Pull every line containing "title" out of the listing below.

_Dataset extract:_
******************************
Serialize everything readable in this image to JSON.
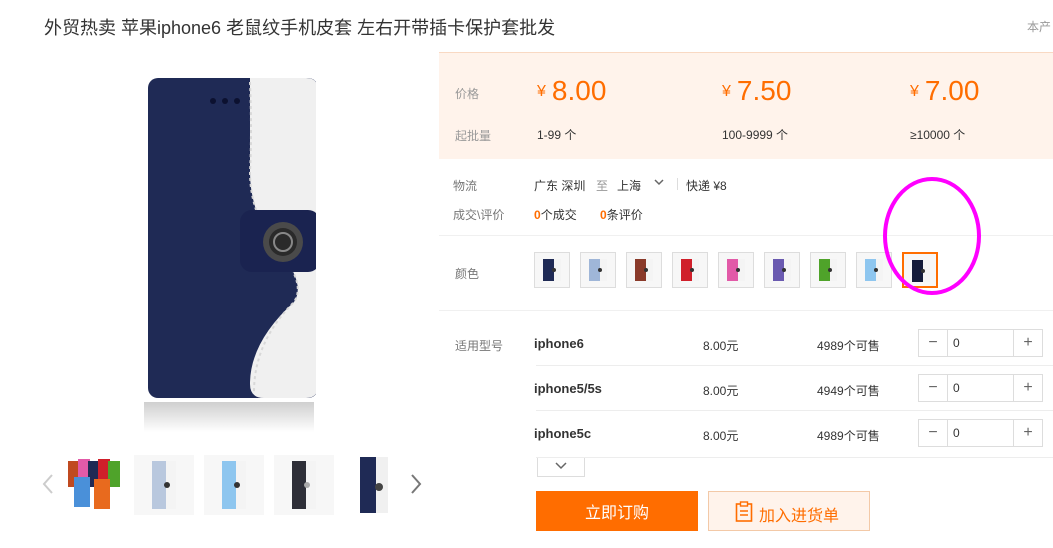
{
  "title": "外贸热卖 苹果iphone6 老鼠纹手机皮套 左右开带插卡保护套批发",
  "corner_link": "本产",
  "colors": {
    "accent": "#ff6d00",
    "price_bg": "#fff3eb",
    "case_navy": "#1f2a55",
    "case_white": "#f2f2f2",
    "annotation": "#ff00ff"
  },
  "pricing": {
    "price_label": "价格",
    "moq_label": "起批量",
    "currency": "¥",
    "tiers": [
      {
        "price": "8.00",
        "range": "1-99 个"
      },
      {
        "price": "7.50",
        "range": "100-9999 个"
      },
      {
        "price": "7.00",
        "range": "≥10000 个"
      }
    ]
  },
  "logistics": {
    "label": "物流",
    "from": "广东 深圳",
    "to_word": "至",
    "to": "上海",
    "shipping": "快递 ¥8"
  },
  "deals": {
    "label": "成交\\评价",
    "deals_count": "0",
    "deals_text": "个成交",
    "review_count": "0",
    "review_text": "条评价"
  },
  "color_options": {
    "label": "颜色",
    "swatches": [
      {
        "color": "#1f2a55",
        "selected": false
      },
      {
        "color": "#9fb6d8",
        "selected": false
      },
      {
        "color": "#8a3a2a",
        "selected": false
      },
      {
        "color": "#d01f2a",
        "selected": false
      },
      {
        "color": "#e25aa8",
        "selected": false
      },
      {
        "color": "#6a5ab0",
        "selected": false
      },
      {
        "color": "#4fa32a",
        "selected": false
      },
      {
        "color": "#8ec6ef",
        "selected": false
      },
      {
        "color": "#141b3a",
        "selected": true
      }
    ]
  },
  "models": {
    "label": "适用型号",
    "rows": [
      {
        "name": "iphone6",
        "price": "8.00元",
        "stock": "4989个可售",
        "qty": "0"
      },
      {
        "name": "iphone5/5s",
        "price": "8.00元",
        "stock": "4949个可售",
        "qty": "0"
      },
      {
        "name": "iphone5c",
        "price": "8.00元",
        "stock": "4989个可售",
        "qty": "0"
      }
    ],
    "minus_symbol": "−",
    "plus_symbol": "+"
  },
  "actions": {
    "buy_now": "立即订购",
    "add_to_cart": "加入进货单"
  },
  "gallery": {
    "prev_icon": "chevron-left-icon",
    "next_icon": "chevron-right-icon",
    "thumb_count": 5
  }
}
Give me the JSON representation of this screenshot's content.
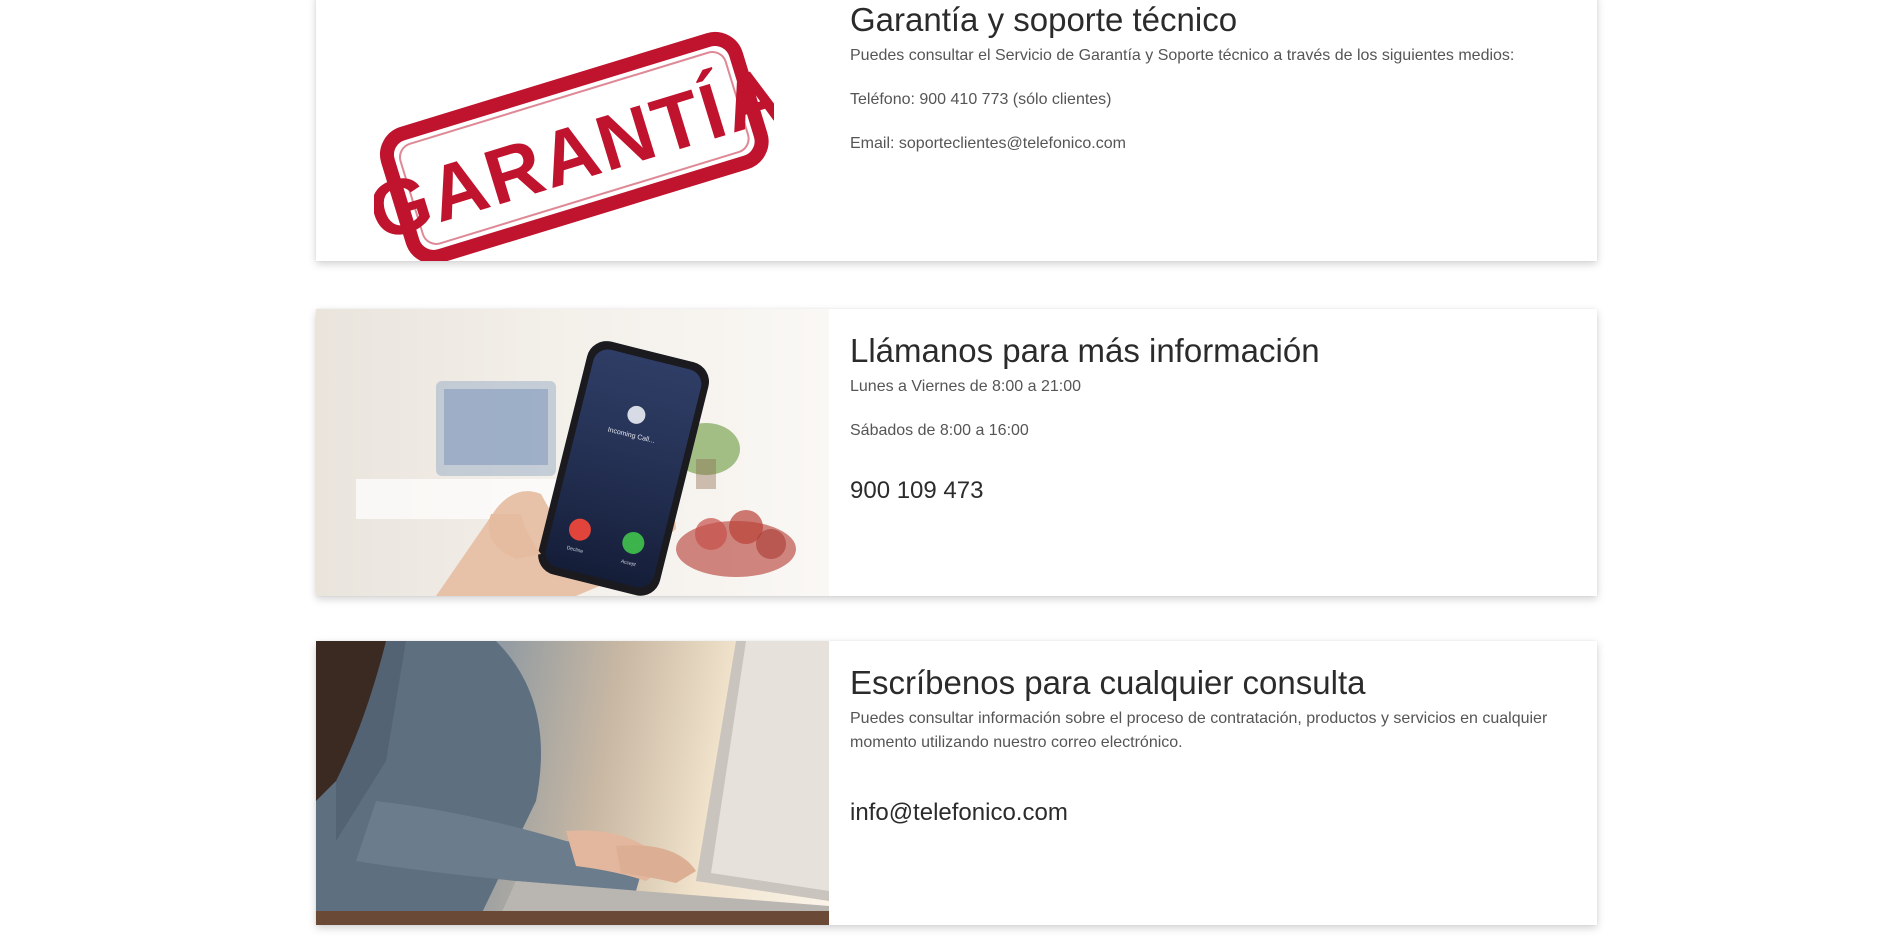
{
  "cards": [
    {
      "title": "Garantía y soporte técnico",
      "lines": [
        "Puedes consultar el Servicio de Garantía y Soporte técnico a través de los siguientes medios:",
        "Teléfono: 900 410 773 (sólo clientes)",
        "Email: soporteclientes@telefonico.com"
      ],
      "image": {
        "stamp_text": "GARANTÍA",
        "stamp_color": "#c0132e"
      }
    },
    {
      "title": "Llámanos para más información",
      "lines": [
        "Lunes a Viernes de 8:00 a 21:00",
        "Sábados de 8:00 a 16:00"
      ],
      "contact": "900 109 473",
      "image": {
        "caller_label": "Incoming Call...",
        "decline_label": "Decline",
        "accept_label": "Accept",
        "decline_color": "#e0443a",
        "accept_color": "#3cb44b"
      }
    },
    {
      "title": "Escríbenos para cualquier consulta",
      "lines": [
        "Puedes consultar información sobre el proceso de contratación, productos y servicios en cualquier momento utilizando nuestro correo electrónico."
      ],
      "contact": "info@telefonico.com"
    }
  ]
}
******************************
_Result of the exercise:_
  "title": "外贸热卖 苹果iphone6 老鼠纹手机皮套 左右开带插卡保护套批发",
      "title": "Garantía y soporte técnico",
      "title": "Llámanos para más información",
      "title": "Escríbenos para cualquier consulta",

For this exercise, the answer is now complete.